Your goal
From the entries below, copy out all lines holding "JSON".

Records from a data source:
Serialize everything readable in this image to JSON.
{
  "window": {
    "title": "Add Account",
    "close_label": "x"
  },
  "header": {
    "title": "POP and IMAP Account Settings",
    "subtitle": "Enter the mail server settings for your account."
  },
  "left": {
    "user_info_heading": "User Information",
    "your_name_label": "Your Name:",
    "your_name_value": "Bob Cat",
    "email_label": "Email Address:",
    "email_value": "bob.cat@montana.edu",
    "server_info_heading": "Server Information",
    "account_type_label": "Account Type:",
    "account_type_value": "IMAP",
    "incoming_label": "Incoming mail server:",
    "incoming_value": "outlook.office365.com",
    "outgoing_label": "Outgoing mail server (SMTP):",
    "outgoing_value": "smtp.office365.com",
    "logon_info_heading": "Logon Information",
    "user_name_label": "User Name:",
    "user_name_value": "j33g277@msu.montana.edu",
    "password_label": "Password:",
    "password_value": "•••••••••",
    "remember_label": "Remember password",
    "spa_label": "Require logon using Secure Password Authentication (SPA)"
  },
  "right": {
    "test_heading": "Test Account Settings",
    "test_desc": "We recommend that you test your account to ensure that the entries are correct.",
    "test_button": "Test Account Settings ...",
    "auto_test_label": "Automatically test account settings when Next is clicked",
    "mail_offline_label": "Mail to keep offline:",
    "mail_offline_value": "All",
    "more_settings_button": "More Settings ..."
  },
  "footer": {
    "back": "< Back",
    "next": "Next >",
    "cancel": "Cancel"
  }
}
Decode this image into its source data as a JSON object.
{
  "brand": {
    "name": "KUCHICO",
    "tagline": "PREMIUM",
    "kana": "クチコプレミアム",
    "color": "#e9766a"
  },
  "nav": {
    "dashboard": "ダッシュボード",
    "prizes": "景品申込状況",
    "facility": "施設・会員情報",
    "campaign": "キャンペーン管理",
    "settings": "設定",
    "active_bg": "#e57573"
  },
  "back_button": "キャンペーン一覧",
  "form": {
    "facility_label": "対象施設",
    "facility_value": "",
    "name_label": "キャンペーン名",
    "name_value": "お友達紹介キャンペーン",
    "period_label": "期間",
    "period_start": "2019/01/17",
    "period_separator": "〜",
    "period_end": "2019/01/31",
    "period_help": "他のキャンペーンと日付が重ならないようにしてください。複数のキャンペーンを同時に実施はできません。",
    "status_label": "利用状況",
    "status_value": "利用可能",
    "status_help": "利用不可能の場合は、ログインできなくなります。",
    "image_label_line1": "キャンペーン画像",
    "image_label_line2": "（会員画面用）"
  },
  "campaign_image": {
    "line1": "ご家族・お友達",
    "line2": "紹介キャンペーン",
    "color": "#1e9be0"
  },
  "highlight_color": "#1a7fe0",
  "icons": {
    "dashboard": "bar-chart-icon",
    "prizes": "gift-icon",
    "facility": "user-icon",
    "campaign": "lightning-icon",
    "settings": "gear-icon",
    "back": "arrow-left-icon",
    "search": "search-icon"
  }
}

Problem solution
Serialize everything readable in this image to JSON.
Decode this image into its source data as a JSON object.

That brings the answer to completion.